Do I understand you correctly in saying thinking that what you have said means I am paid the minimum 16hrs minimum wage? That is something that I can't do and so am trying to understand (and of course am being completely honest in all aspects of this argument and have every intention of the same with HMRC) what figure would be acceptable in the employment contract seeing as I cannot pay the minimum wage.
I thought minimum wage didn't apply to directors and so long as I can provide evidence I am not deliberately paying myself a low wage in order to qualify for benefits this would be acceptable.
I honestly didn't think it would be this hard.
Thank you for taking the time to help.
Thanks for your response
If you have a NIL salary then this will cause issues as it would be asked why you continue to trade with no profits.
Then you wish to apply for working tax credits which has been made more watertight for company directors due to the fact that so many draw less money from the business then they could, just to maximise their tax credit claim.
SO, for any company director to succeed in a claim, they have to show that
1) They are drawing at least the minimum wage to match at least 16 hours a week - so they meet the remit of the minimum hours one has to work to make a claim and
2) Are deemed to be employed at a set rate of pay (whether per hour, per week, month or year
You are trying to make a contract fit, what will keep HMRC (tax credits) willing to consider a claim from you, and it doesn't work like that - either the employment contract reflects what actually takes place, or it does not.
You cannot draw up a contract to fit just the needs of HMRC, it has to be absolute in practice as well.
So the reality is
1) The business does not make much of a profit
2) Therefore you cannot draw up an employment contract to meet both the 16 hour remit and to meet the national minimum wage position
3) You cannot have an employment contract detailing a NIL wage
4) But without both of these conditions (a) earning enough to show you work 16 hours at a national minimum wage and (b) provide this through an employment contract that also is consistent within the PAYE to operate on the pay AND the profit and loss accounts - you will not have a valid claim.

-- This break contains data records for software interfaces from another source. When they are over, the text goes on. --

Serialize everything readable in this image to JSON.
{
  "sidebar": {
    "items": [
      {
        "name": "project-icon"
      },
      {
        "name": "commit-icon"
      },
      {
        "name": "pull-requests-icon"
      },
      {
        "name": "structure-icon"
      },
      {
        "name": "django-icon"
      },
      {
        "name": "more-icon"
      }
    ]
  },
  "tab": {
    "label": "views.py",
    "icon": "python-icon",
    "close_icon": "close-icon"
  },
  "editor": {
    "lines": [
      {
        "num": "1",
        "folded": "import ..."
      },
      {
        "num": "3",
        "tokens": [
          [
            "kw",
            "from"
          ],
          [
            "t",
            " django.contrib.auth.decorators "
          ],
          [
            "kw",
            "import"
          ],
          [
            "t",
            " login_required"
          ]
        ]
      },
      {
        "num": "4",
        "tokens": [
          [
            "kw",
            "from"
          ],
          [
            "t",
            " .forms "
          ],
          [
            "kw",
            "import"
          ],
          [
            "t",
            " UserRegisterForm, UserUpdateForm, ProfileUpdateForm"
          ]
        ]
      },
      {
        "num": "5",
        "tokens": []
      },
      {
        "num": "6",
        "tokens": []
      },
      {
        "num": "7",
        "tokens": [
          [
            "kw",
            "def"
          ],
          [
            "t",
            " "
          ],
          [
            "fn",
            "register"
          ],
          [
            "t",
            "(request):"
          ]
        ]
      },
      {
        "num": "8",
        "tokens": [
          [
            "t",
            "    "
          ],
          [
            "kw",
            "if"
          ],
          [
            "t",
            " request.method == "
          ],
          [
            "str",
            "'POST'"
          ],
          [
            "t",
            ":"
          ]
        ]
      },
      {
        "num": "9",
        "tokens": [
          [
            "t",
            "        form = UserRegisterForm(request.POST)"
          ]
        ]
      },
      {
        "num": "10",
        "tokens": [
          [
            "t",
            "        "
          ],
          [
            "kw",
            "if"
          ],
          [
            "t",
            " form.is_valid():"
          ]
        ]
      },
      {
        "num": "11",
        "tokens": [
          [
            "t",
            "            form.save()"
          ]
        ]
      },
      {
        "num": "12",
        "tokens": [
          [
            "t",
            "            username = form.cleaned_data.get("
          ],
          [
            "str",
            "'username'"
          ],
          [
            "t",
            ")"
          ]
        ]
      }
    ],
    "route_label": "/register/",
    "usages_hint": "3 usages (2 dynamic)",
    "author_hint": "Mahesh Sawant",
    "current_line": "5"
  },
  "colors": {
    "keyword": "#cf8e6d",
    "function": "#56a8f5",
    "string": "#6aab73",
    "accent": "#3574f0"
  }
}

Normally minimum wage does not apply to directors but you want to try and make a claim for tax credits, and without the extra evidence to support the fact you are not squirreling money away and have a solid position in your directorship with the company - this allows the tax credit office to consider a claim for tax credits.
My advise - close the limited company - trade as a sole trader - so that the true position is permitted. (what you earn less your expenses) and the fact you keep records detailing the hours you work - then you will have an easier time making a claim for tax credits - but a word of warning, if you do not start to make profits as time passes, HMRC will argue this is a hobby and not a business and then you will not have to declare the income,(less paperwork) but you are back to a NIL position again with income from a trade. So do consider this position.
Thank you Sam.
So, until I can get the company to a position where it can pay the minimum 16hrs at minimum wage then I cannot ask for Working Tax Credits help.
3yrs effort, paying to have the accounts prepared, BookKeeping, VAT registered etc.. This wouldn't help my claim?
Is it a case of the computer says no?
There is noting stopping you from making a claim without an employment contract or sufficient monies in the company to pay a wage - just expect it to be "computer says no" !
I can only advise why tax credits are difficult to claim as a company director - I do not agree with it (especially when individuals are in a position like yours) but I can only try and advise the best way to proceed.
I am sure you can appreciate this.
Thank you for your time Sam.
You are welcome